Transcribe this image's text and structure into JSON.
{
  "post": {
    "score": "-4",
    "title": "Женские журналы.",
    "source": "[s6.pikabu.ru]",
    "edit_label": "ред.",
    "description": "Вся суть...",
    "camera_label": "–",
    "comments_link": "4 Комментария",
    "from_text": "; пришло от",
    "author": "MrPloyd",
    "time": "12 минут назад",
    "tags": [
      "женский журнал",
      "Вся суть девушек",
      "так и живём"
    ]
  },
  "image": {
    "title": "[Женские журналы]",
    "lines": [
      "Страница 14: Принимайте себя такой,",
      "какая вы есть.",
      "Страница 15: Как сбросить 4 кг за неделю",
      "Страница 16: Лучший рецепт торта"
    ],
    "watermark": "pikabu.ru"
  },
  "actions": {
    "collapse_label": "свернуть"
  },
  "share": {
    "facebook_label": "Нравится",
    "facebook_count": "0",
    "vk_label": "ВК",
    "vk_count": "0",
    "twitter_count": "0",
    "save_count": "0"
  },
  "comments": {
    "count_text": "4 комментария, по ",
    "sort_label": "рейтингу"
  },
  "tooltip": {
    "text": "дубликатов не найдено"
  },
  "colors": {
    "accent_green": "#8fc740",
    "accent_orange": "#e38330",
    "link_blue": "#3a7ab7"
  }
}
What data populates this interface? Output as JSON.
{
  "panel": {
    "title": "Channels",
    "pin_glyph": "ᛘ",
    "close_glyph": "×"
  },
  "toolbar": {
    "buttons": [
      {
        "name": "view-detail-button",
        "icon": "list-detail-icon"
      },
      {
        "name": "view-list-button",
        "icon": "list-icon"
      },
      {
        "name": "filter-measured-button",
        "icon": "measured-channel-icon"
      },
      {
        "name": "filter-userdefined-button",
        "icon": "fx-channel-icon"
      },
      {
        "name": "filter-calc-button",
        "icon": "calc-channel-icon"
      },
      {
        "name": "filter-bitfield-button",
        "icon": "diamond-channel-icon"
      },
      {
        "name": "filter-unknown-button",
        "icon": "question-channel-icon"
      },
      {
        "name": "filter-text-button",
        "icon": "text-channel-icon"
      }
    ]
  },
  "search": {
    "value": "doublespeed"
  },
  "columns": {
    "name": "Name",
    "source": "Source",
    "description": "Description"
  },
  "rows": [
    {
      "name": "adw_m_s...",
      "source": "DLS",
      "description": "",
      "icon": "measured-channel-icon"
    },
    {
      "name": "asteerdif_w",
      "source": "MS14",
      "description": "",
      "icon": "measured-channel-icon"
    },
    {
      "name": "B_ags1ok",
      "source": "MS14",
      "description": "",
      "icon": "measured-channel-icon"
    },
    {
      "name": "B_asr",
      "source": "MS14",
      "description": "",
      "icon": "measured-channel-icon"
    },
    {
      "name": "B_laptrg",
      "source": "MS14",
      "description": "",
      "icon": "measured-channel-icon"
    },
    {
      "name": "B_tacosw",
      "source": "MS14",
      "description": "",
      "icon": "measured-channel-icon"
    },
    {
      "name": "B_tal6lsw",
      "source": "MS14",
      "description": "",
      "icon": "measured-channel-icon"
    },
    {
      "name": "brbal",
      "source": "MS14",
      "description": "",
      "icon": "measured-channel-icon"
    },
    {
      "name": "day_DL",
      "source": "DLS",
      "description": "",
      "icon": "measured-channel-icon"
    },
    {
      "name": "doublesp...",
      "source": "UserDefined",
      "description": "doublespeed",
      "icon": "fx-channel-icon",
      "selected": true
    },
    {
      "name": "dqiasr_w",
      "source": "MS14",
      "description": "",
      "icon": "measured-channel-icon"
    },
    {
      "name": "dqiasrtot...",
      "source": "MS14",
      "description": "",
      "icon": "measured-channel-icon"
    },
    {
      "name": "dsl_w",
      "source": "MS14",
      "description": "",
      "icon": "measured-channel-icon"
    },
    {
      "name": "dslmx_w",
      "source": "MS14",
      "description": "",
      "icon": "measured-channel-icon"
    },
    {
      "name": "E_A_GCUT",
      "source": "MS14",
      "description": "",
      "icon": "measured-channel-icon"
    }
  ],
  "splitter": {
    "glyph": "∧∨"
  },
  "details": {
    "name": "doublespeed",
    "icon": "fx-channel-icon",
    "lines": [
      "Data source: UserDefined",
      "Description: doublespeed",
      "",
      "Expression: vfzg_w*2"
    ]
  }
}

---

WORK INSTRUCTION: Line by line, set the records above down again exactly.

SOLVED PROBLEM:
Transcribe this image's text and structure into JSON.
{
  "post": {
    "score": "-4",
    "title": "Женские журналы.",
    "source": "[s6.pikabu.ru]",
    "edit_label": "ред.",
    "description": "Вся суть...",
    "camera_label": "–",
    "comments_link": "4 Комментария",
    "from_text": "; пришло от",
    "author": "MrPloyd",
    "time": "12 минут назад",
    "tags": [
      "женский журнал",
      "Вся суть девушек",
      "так и живём"
    ]
  },
  "image": {
    "title": "[Женские журналы]",
    "lines": [
      "Страница 14: Принимайте себя такой,",
      "какая вы есть.",
      "Страница 15: Как сбросить 4 кг за неделю",
      "Страница 16: Лучший рецепт торта"
    ],
    "watermark": "pikabu.ru"
  },
  "actions": {
    "collapse_label": "свернуть"
  },
  "share": {
    "facebook_label": "Нравится",
    "facebook_count": "0",
    "vk_label": "ВК",
    "vk_count": "0",
    "twitter_count": "0",
    "save_count": "0"
  },
  "comments": {
    "count_text": "4 комментария, по ",
    "sort_label": "рейтингу"
  },
  "tooltip": {
    "text": "дубликатов не найдено"
  },
  "colors": {
    "accent_green": "#8fc740",
    "accent_orange": "#e38330",
    "link_blue": "#3a7ab7"
  }
}
What data populates this interface? Output as JSON.
{
  "panel": {
    "title": "Channels",
    "pin_glyph": "ᛘ",
    "close_glyph": "×"
  },
  "toolbar": {
    "buttons": [
      {
        "name": "view-detail-button",
        "icon": "list-detail-icon"
      },
      {
        "name": "view-list-button",
        "icon": "list-icon"
      },
      {
        "name": "filter-measured-button",
        "icon": "measured-channel-icon"
      },
      {
        "name": "filter-userdefined-button",
        "icon": "fx-channel-icon"
      },
      {
        "name": "filter-calc-button",
        "icon": "calc-channel-icon"
      },
      {
        "name": "filter-bitfield-button",
        "icon": "diamond-channel-icon"
      },
      {
        "name": "filter-unknown-button",
        "icon": "question-channel-icon"
      },
      {
        "name": "filter-text-button",
        "icon": "text-channel-icon"
      }
    ]
  },
  "search": {
    "value": "doublespeed"
  },
  "columns": {
    "name": "Name",
    "source": "Source",
    "description": "Description"
  },
  "rows": [
    {
      "name": "adw_m_s...",
      "source": "DLS",
      "description": "",
      "icon": "measured-channel-icon"
    },
    {
      "name": "asteerdif_w",
      "source": "MS14",
      "description": "",
      "icon": "measured-channel-icon"
    },
    {
      "name": "B_ags1ok",
      "source": "MS14",
      "description": "",
      "icon": "measured-channel-icon"
    },
    {
      "name": "B_asr",
      "source": "MS14",
      "description": "",
      "icon": "measured-channel-icon"
    },
    {
      "name": "B_laptrg",
      "source": "MS14",
      "description": "",
      "icon": "measured-channel-icon"
    },
    {
      "name": "B_tacosw",
      "source": "MS14",
      "description": "",
      "icon": "measured-channel-icon"
    },
    {
      "name": "B_tal6lsw",
      "source": "MS14",
      "description": "",
      "icon": "measured-channel-icon"
    },
    {
      "name": "brbal",
      "source": "MS14",
      "description": "",
      "icon": "measured-channel-icon"
    },
    {
      "name": "day_DL",
      "source": "DLS",
      "description": "",
      "icon": "measured-channel-icon"
    },
    {
      "name": "doublesp...",
      "source": "UserDefined",
      "description": "doublespeed",
      "icon": "fx-channel-icon",
      "selected": true
    },
    {
      "name": "dqiasr_w",
      "source": "MS14",
      "description": "",
      "icon": "measured-channel-icon"
    },
    {
      "name": "dqiasrtot...",
      "source": "MS14",
      "description": "",
      "icon": "measured-channel-icon"
    },
    {
      "name": "dsl_w",
      "source": "MS14",
      "description": "",
      "icon": "measured-channel-icon"
    },
    {
      "name": "dslmx_w",
      "source": "MS14",
      "description": "",
      "icon": "measured-channel-icon"
    },
    {
      "name": "E_A_GCUT",
      "source": "MS14",
      "description": "",
      "icon": "measured-channel-icon"
    }
  ],
  "splitter": {
    "glyph": "∧∨"
  },
  "details": {
    "name": "doublespeed",
    "icon": "fx-channel-icon",
    "lines": [
      "Data source: UserDefined",
      "Description: doublespeed",
      "",
      "Expression: vfzg_w*2"
    ]
  }
}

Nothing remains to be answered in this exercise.